The Horns lost, 24-20, in 1980, despite an aerial assault by Rick McIvor. The defense answered that with a 27-0 shutout in 1982. Jeff Ward's field goal with only seconds left marked the 1984 victory, but in David McWilliams' only season in Lubbock, Texas Tech won 23-21 in 1986. Billy Joe Tolliver became a Raider folk hero in 1988 as he hurled the Techsans to a 33-32 victory. On a day that started out sunny and ended with a blizzard and a field filled with hail and sleet, the Horns won in 1990, 41-22. Texas won in 1992, 44-33, before Tech knocked out a No. 15 ranked UT team, 33-9, in 1994. Shon Mitchell scored on the first play of the 1996 game, opening the point party in a 38-32 win, in John Mackovic's last trip to Lubbock.
The Mack Brown era began with a 42-35 victory by a Spike Dykes-coached Raider team, where a disputed onside kick helped a late Tech comeback in 1998. Chris Simms subbed for an injured Major Applewhite in the Longhorns' 29-17 victory in 2000. In 2002, the series began to take on a higher profile in the college football world. Texas was in position to grab its first-ever BCS bowl bid, but played the game riddled with injuries and eight freshmen on the field regularly. Texas Tech won, 42-38, knocking the No. 3 ranked Longhorns out of the national picture.
The Tech game of 2004 was a coming out party for Vince Young. After less than impressive performances against Oklahoma and Missouri, Young silenced all critics and began his magical ride as the Texas quarterback when he overwhelmed the Red Raiders in a 51-21 victory. In 2006, Colt McCoy would step into the folklore of the series, leading the Longhorns from a big deficit to a 35-31 victory.
He had done the same in 2008, bringing the No. 1 ranked Longhorns back from oblivion to a 33-32 lead with just 1:29 left to play, before Tech rallied and scored in the final seconds for a 39-33 victory.
What emerges from all of this is a spirited series that has, as I said, been about points and pay backs. In the more than 30 years since 1978, Texas holds a 9-7 edge. The three Longhorn losses in the Mack Brown era have seen the two teams score 249 points, with the Raider victory margins being 7, 4 and 6 points.
The magic of that final moment two years ago will forever live as perhaps the greatest single event in Texas Tech sports history.
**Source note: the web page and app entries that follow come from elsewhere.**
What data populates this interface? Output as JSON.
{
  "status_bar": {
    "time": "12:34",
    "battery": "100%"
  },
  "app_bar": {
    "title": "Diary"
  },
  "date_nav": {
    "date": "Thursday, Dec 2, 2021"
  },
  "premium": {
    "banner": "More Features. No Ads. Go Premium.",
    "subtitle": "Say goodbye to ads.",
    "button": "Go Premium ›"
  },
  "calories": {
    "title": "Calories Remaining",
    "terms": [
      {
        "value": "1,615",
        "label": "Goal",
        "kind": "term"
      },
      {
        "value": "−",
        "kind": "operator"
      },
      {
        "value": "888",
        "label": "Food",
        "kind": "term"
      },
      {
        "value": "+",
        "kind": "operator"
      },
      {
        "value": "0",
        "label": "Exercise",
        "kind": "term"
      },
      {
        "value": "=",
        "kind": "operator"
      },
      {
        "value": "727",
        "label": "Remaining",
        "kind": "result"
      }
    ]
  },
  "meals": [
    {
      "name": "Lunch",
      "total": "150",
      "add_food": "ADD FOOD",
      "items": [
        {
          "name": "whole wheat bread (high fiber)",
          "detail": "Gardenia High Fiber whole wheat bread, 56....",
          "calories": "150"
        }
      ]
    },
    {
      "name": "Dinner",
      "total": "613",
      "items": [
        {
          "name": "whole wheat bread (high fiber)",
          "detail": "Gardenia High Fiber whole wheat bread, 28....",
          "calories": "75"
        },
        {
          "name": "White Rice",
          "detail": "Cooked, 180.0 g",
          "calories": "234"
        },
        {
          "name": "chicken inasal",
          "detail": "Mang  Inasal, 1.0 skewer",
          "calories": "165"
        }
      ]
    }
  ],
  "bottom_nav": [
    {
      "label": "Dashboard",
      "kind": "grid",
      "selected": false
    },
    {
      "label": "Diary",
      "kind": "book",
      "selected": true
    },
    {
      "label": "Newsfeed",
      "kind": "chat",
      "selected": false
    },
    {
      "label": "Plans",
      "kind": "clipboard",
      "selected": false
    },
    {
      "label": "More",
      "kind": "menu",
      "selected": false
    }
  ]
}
For Texas, it is a pain that cannot be erased -- a chance to play for a National Championship gone in the Lubbock winds. Now, new people, new folks and new images gather for the once-every-two-years experience.
If the past is any indication, this game will leave something for us all to remember. And only the keepers of the Triangle know what just now.